Limits of innateness: Are we born to see faces?

Sociologists tend to be skeptical of claims individuals are consistent across situations, as a recent exchange on Twitter exemplifies. This exchange was partially spurred by revelations that the famous Stanford Prison Experiment (which supposedly showed people will quickly engage in behaviors commensurate with their assigned roles even if it means …

Where Did Sewell Get “Schema”?

Although there are precedents to using the term “schema” in an analytical manner in sociology (e.g., Goffman’s Frame Analysis and Cicourel’s Cognitive Sociology), it is undoubtedly William Sewell Jr’s “A Theory of Structure: Duality, Agency, and Transformation” published in the American Journal of Sociology in 1992 that really launched the career of …

Exaption: Alternatives to the Modular Brain, Part II

Scientists discovered the part of the brain responsible for… In my last post, I discuss one alternative to the modular theory of the mind/brain relationship: connectionism.
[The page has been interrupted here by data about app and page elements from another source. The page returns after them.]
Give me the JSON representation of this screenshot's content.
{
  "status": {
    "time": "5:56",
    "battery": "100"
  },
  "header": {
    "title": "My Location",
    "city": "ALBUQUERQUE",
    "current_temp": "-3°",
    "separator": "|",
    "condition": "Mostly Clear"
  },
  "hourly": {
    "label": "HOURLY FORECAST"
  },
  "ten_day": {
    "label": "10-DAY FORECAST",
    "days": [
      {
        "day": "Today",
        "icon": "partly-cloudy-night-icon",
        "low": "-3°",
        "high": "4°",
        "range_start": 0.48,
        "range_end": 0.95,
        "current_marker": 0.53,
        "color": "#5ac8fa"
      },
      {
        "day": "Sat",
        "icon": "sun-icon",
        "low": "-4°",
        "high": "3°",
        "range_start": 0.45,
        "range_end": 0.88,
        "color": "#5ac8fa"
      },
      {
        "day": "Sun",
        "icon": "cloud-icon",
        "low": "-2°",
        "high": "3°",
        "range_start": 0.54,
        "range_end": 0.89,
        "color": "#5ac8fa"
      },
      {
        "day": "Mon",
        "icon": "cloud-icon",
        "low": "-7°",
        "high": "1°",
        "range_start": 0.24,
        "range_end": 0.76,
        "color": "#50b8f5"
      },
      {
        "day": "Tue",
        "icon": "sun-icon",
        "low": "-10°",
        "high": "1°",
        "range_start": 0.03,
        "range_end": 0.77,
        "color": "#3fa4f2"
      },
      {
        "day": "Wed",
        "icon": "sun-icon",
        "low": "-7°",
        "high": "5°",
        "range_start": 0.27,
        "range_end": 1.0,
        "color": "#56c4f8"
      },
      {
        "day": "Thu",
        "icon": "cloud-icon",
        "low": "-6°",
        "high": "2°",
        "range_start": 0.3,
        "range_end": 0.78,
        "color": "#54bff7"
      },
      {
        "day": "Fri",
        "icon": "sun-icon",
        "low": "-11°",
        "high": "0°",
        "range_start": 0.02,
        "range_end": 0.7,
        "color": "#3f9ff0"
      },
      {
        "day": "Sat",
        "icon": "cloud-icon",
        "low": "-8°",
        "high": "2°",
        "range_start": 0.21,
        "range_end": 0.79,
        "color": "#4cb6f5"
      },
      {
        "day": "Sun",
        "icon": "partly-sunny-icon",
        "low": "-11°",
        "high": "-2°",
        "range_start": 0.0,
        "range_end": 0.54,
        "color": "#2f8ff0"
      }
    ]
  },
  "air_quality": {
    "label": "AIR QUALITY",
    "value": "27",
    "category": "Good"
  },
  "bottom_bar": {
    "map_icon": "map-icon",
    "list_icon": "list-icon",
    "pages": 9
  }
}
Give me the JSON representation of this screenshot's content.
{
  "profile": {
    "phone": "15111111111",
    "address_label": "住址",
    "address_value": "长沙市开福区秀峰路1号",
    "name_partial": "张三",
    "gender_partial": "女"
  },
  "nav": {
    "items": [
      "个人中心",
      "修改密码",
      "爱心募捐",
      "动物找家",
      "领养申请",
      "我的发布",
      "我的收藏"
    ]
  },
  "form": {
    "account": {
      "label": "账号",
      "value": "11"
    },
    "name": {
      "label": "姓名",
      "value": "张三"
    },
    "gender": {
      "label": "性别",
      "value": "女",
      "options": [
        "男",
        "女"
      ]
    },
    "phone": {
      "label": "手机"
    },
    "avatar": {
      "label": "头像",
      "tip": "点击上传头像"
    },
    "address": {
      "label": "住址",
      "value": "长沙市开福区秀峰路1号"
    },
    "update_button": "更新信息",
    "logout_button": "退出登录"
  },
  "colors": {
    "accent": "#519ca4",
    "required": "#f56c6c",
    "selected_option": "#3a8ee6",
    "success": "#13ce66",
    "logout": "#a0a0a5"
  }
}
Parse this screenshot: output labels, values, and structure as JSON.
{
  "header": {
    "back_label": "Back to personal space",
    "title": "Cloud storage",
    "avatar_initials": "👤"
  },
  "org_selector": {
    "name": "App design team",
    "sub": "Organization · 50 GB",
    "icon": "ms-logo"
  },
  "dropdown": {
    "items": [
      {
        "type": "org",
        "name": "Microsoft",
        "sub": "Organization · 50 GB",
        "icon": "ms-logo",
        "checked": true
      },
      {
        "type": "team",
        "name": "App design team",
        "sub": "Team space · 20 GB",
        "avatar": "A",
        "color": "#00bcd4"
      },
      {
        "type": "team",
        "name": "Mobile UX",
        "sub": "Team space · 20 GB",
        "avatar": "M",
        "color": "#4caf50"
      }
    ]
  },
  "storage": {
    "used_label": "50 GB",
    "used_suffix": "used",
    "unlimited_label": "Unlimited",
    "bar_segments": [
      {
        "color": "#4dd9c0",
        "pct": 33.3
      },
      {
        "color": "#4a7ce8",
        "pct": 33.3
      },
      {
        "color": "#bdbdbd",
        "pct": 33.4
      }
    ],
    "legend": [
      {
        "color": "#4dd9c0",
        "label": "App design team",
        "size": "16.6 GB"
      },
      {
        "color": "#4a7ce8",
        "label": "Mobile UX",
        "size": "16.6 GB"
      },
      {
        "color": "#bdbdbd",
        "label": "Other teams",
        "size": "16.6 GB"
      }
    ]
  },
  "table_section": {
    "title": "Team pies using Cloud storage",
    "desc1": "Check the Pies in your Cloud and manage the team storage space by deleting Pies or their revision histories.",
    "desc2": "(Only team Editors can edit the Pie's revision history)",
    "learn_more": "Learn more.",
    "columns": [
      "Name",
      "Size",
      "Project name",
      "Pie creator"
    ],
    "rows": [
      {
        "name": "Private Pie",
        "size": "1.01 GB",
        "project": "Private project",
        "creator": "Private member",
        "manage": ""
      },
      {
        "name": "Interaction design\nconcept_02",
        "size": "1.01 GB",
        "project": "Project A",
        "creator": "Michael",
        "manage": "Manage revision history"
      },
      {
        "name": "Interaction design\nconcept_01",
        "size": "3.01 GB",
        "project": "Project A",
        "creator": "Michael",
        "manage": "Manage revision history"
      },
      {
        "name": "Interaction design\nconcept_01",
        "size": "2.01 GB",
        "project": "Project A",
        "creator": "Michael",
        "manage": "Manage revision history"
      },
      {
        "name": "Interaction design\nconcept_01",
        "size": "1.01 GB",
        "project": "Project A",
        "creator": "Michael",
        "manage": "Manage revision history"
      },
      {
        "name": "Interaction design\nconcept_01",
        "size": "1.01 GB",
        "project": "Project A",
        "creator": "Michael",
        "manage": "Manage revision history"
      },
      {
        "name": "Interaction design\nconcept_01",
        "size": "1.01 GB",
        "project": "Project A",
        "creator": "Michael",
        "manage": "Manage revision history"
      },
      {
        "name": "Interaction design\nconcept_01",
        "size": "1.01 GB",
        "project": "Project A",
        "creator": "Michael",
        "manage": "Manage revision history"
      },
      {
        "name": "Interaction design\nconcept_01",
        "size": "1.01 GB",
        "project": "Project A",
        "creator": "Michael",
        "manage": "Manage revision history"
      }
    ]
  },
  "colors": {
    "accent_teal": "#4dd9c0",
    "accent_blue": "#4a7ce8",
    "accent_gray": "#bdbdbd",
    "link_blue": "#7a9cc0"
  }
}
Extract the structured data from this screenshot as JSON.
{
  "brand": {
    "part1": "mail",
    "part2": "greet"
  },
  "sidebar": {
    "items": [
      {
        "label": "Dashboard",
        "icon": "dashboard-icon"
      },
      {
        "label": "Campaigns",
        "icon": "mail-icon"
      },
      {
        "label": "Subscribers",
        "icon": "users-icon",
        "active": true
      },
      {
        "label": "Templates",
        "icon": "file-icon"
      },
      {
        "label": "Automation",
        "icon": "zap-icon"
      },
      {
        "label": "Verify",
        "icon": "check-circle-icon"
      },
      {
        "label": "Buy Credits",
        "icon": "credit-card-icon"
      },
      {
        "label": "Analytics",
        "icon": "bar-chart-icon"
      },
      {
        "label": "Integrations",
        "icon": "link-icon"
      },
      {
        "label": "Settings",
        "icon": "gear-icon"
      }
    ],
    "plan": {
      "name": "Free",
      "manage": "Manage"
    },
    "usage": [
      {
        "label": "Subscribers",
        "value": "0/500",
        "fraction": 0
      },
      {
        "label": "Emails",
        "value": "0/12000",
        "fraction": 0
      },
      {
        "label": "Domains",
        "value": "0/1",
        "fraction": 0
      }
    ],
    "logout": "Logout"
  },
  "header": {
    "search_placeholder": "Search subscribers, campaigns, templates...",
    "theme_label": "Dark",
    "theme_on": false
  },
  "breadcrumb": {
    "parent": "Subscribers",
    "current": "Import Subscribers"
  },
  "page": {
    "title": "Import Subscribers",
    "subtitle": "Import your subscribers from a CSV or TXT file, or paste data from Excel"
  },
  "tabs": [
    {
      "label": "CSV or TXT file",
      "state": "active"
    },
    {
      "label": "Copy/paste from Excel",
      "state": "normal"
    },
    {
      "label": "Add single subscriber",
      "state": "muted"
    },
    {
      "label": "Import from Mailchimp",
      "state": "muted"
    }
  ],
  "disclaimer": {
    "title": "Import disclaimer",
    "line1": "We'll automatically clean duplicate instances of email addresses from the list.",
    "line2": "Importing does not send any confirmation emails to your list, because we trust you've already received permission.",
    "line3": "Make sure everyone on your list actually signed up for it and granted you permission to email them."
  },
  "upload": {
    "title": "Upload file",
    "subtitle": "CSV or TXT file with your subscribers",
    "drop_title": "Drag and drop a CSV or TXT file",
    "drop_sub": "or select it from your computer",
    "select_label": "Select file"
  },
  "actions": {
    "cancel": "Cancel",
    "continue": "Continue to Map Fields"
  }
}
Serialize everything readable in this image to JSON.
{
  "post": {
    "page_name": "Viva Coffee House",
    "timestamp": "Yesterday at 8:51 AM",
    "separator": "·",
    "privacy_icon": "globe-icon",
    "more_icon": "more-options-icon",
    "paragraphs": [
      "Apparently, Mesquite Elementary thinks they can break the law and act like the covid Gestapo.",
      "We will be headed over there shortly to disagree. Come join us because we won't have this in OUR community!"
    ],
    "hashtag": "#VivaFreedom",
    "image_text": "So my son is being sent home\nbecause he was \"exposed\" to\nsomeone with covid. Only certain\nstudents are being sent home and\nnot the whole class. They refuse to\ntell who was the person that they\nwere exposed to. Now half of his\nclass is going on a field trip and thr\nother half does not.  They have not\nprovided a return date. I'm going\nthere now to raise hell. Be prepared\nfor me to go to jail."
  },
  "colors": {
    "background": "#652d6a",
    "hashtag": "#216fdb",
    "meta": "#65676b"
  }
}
Such a model is antithetical to modularity in that there are only distributed networks of neurons in the brain, not special-purpose processors. One strength …

Connectionism: Alternatives to the Modular Brain, Part I

In my previous post, I introduced the task of cognitive neuroscience, which is (largely) to locate processes we associate with the mind in the structures of the brain and nervous system (Tressoldi et al. 2012). I also discussed the classical and commonsensical approach which conceptualizes the brain and mind relationship …

Is The Brain a Modular Computer?

As discussed in the inaugural post, cognitive science encompasses numerous sub-disciplines, one of which is neuroscience. Broadly defined, neuroscience is the study of the nervous system or how behavioral (e.g. walking), biological (e.g. digesting), or cognitive processes (e.g. believing) are realized in the (physical) nervous system of biological organisms. Cognitive …